# [TASK DESCRIPTION]
Among the entries below, which lines include the string "pass"? Show each one.

● ● ● ● ● ● ●

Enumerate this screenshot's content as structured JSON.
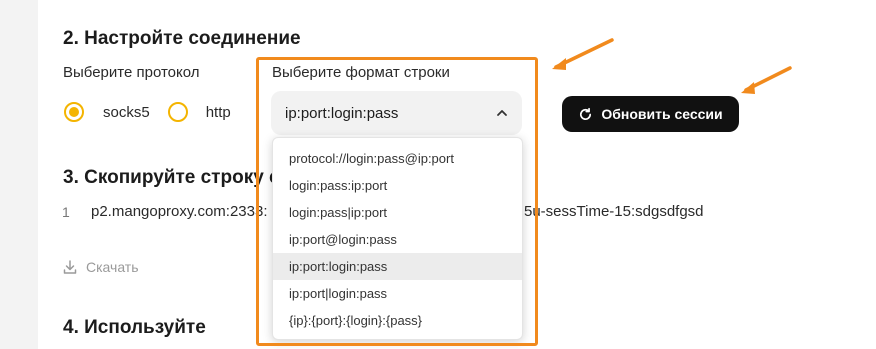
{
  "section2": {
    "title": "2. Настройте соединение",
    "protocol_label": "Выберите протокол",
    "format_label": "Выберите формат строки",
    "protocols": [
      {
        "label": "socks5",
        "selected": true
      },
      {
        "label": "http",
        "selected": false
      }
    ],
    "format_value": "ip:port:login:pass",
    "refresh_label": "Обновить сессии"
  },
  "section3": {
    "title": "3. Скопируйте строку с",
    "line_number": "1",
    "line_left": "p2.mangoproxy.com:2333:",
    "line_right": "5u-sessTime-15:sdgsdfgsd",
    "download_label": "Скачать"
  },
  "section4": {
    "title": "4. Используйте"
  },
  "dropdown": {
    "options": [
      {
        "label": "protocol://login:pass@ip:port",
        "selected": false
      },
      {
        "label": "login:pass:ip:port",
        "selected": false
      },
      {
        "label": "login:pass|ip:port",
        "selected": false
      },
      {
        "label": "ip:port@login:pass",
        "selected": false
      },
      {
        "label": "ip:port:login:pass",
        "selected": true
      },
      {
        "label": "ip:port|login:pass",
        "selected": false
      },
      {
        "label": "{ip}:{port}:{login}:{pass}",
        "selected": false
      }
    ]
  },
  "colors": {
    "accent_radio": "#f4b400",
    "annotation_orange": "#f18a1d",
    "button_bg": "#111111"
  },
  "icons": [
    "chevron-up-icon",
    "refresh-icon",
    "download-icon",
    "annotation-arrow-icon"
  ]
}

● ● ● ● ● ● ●

# [SOLUTION TO THE EXERCISE]
    "format_value": "ip:port:login:pass",
        "label": "protocol://login:pass@ip:port",
        "label": "login:pass:ip:port",
        "label": "login:pass|ip:port",
        "label": "ip:port@login:pass",
        "label": "ip:port:login:pass",
        "label": "ip:port|login:pass",
        "label": "{ip}:{port}:{login}:{pass}",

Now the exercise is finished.